If your stoke meter is running around the green or blue level, just give it a few days, cuz things are starting to happen.
First, there is moisture heading our way from a cut off low pressure system that brought a couple inches to mammoth and is heading our way promising to drop a few inches on our local mountains. It may be warm, wet stuff (snow levels starting around 10-11k then dropping to around 8k) but snow is snow especially when it makes a base. [Of course, be careful what you wish for since Early Season Snow can be a curse]
On top of that, Further, the snowboard film by TGR featuring Jeremy Jones premiers tonight in boulder at the Boulder Theater. I have heard great reviews (except from the folks that are waiting for the DVD’s to ship) and going to see it in a premiere atmosphere should definitely help move that stoke meter needle. If you need a little pick me up yourself, here is the tour schedule. If you haven’t seen the trailer, you should:
Finally, while Loveland and A-Basin are waiting to announce their dates to open, it’s getting close as you can see here:
While we are talking snowmaking, and since I was curious about how it works myself, lets dive in and see why snowmaking isn’t quite as simple as just freezing water and blowing it on a slope.
The first thing you’ll notice when you start talking about snowmaking is this thing called the “wet bulb” temperature.

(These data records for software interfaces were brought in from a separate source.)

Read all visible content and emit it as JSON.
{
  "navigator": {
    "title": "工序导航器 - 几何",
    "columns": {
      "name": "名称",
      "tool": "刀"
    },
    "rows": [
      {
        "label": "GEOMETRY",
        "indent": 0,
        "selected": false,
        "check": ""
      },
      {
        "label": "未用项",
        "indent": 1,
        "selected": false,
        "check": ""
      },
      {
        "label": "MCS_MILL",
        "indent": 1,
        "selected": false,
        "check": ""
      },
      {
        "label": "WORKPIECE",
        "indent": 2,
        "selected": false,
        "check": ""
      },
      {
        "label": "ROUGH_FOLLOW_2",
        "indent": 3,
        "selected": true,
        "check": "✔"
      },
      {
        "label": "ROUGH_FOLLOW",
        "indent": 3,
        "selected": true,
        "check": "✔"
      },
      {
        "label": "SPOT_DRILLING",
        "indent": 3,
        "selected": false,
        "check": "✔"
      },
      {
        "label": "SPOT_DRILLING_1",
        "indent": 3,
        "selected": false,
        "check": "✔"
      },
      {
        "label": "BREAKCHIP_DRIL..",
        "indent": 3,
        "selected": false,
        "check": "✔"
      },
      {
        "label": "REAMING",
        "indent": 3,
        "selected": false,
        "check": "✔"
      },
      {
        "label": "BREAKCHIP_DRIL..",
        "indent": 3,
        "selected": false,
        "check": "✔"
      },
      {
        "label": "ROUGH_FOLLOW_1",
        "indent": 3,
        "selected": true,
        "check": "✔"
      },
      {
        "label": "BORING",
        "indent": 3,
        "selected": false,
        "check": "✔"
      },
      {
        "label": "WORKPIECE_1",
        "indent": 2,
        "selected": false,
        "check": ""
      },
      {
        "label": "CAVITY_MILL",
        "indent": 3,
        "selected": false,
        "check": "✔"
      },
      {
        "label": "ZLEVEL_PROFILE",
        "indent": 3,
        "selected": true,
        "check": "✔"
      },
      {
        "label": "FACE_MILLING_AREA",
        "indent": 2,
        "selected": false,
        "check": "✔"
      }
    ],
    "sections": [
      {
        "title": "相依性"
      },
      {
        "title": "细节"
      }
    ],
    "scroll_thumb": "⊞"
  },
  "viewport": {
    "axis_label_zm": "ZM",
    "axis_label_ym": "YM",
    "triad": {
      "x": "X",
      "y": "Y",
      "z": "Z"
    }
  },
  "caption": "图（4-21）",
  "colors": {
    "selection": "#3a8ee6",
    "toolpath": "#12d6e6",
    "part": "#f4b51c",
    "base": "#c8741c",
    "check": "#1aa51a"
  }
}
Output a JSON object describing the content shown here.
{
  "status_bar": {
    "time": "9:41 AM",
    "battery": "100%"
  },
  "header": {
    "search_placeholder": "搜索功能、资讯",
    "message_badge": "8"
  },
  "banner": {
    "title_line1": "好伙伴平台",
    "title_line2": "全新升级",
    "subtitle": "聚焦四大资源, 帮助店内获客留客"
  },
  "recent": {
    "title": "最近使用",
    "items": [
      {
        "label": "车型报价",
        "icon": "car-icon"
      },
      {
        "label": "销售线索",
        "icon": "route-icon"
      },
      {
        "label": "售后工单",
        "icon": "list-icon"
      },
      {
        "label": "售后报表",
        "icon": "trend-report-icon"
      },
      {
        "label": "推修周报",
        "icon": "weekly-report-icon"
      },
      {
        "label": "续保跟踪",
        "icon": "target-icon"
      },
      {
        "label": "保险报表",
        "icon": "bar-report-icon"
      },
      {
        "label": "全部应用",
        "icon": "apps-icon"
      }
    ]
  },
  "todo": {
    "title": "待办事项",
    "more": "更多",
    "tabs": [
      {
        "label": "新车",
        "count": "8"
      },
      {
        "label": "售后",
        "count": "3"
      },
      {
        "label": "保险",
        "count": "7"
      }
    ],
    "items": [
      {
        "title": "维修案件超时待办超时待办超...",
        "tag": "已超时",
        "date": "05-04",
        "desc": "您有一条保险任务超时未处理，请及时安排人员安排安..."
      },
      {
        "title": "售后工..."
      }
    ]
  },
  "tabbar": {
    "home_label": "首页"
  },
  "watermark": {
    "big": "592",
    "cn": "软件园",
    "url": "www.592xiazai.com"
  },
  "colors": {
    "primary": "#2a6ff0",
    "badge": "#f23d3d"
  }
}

What the heck is a wet bulb and why do we even care? Well, the wet bulb, in the simplest form, is a way to relate regular temperature and humidity in the air and gives an idea of what effects evaporation will have on temperatures of air or water vapor.
Believe it or not, snowmaking CAN occur at temperatures above freezing and it can sometimes NOT occur even below freezing. So why don’t resorts just crank the guns up whenever they want… $ and limited resources (water supply). Especially in this economy and after last years dismal season, efficiency is the name of the game. Basically, the drier the air (low Relative Humidity) and the colder the temperatures the more efficient.
This is all based off of how snowmaking equipment functions. There are varying types of snowmakers but in general, they work on the same principles and need the following:
Cold Ambient Temperatures:
The Colder outside the better, but it doesn’t necessarily have to be below freezing and even if it is below freezing it’s not always ideal.
Some of the heat is lost through the evaporation of molecules on the surface of the water drops that can help the water reach freezing and solidify. Think of how cold your skin gets if you rub a little alcohol on it (not that kind of alcohol). This is where relative humidity and the wet bulb come into play. The more dry the air is, the easier it is to evaporate and cool the water drops.
The smaller they can make each water droplet come out of the nozzle the greater surface area is exposed to the cold air and evaporation process, therefore more of the water turns to snow.
Yeah, snow is pretty supercool but what they mean here is that if you use a compressed gas (like compressed air) and let it rapidly expand, it cools the air around it and helps to cool the water droplets to freezing.
Not like nuclear bomb radiation or anything. Even with natural snow from the clouds, water needs stuff to cling onto in order to really make good snow. They call these nucleation sites and sometimes additives are used to help make this happen. Ever heard of Cloud Seeding?
So there you have it, now you can sound super smart when you and your buddies are riding the WROD and someone asks why the joint is or isn’t making snow.